For example, to display the value of the WINDIR environment variable, type the following command at the PowerShell command prompt:


In this syntax, the dollar sign ($) indicates a variable, and the drive name indicates an environment variable.


In Windows, environment variable names are case-insensitive. On Linux and macOS, environment variable names are case-sensitive. In most cases, environment variables are all uppercase. Refer to the documentation for your operating system for specific information.

Saving changes to environment variables

To make a persistent change to an environment variable on Windows, use the System Control Panel. Select Advanced System Settings. On the Advanced tab, click Environment Variable.... You can add or edit existing environment variables in the User and System (Machine) scopes. Windows writes these values to the Registry so that they persist across sessions and system restarts.

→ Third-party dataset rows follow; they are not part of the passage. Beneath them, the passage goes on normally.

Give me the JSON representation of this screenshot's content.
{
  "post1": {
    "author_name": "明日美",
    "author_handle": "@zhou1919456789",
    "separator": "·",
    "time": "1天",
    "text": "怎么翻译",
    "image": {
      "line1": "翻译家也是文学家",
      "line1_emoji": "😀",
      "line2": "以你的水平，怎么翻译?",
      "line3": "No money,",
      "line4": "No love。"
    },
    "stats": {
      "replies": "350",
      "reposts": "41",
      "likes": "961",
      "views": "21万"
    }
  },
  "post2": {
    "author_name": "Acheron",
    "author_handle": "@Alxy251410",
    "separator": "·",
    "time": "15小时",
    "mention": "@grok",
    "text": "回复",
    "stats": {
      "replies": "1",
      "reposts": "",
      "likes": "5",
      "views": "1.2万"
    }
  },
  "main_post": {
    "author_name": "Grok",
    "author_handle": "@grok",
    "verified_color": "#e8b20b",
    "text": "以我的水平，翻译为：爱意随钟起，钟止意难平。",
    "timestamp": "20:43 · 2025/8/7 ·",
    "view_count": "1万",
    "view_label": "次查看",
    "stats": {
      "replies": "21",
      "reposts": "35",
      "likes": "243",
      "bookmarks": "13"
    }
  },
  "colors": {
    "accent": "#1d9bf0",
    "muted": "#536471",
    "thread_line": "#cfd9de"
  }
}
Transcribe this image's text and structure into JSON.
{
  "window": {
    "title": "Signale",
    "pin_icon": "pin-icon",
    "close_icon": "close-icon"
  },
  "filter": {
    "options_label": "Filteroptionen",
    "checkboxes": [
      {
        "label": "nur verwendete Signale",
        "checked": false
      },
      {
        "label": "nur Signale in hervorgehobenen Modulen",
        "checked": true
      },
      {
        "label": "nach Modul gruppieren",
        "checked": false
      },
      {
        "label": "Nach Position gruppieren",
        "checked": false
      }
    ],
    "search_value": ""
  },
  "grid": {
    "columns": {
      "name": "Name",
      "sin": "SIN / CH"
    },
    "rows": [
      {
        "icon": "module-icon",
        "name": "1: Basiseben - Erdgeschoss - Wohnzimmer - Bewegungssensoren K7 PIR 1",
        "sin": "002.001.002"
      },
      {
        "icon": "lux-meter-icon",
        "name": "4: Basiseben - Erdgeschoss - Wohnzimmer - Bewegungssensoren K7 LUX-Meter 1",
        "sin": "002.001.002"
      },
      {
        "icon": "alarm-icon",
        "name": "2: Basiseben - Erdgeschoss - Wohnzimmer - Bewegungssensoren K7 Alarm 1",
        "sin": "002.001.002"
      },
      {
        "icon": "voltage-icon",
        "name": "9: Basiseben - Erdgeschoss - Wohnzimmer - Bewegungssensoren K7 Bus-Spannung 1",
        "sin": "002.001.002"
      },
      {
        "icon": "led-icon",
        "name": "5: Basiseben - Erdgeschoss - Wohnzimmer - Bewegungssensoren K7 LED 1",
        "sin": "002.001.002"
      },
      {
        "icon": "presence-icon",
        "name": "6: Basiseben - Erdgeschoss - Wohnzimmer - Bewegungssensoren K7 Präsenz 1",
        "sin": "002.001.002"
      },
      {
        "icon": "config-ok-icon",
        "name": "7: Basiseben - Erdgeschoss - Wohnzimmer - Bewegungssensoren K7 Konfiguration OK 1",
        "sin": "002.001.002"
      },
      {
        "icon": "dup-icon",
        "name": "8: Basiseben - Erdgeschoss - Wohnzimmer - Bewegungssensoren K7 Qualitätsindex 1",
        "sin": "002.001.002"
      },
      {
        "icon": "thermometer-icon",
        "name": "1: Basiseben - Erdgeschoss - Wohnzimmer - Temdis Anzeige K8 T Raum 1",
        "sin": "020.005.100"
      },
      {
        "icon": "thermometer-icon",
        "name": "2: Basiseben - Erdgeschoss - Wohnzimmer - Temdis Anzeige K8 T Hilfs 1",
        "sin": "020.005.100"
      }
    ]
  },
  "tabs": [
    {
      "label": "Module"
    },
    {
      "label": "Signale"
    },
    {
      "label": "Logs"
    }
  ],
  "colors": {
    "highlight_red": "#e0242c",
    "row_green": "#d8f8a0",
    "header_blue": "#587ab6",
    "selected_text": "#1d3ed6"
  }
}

Alternately, you can add or change environment variables in your PowerShell profile. This method works for any version of PowerShell on any supported platform.

Using System.Environment methods

The System.Environment class provides GetEnvironmentVariable and SetEnvironmentVariable methods that allow you to specify the scope of the variable.

The following example uses the GetEnvironmentVariable method to get the machine setting of PSModulePath and the SetEnvironmentVariable method to add the C:\Program Files\Fabrikam\Modules path to the value.

$path = [Environment]::GetEnvironmentVariable('PSModulePath', 'Machine')
$newpath = $path + ';C:\Program Files\Fabrikam\Modules'
[Environment]::SetEnvironmentVariable("PSModulePath", $newpath, 'Machine')

For more information about the methods of the System.Environment class, see Environment Methods.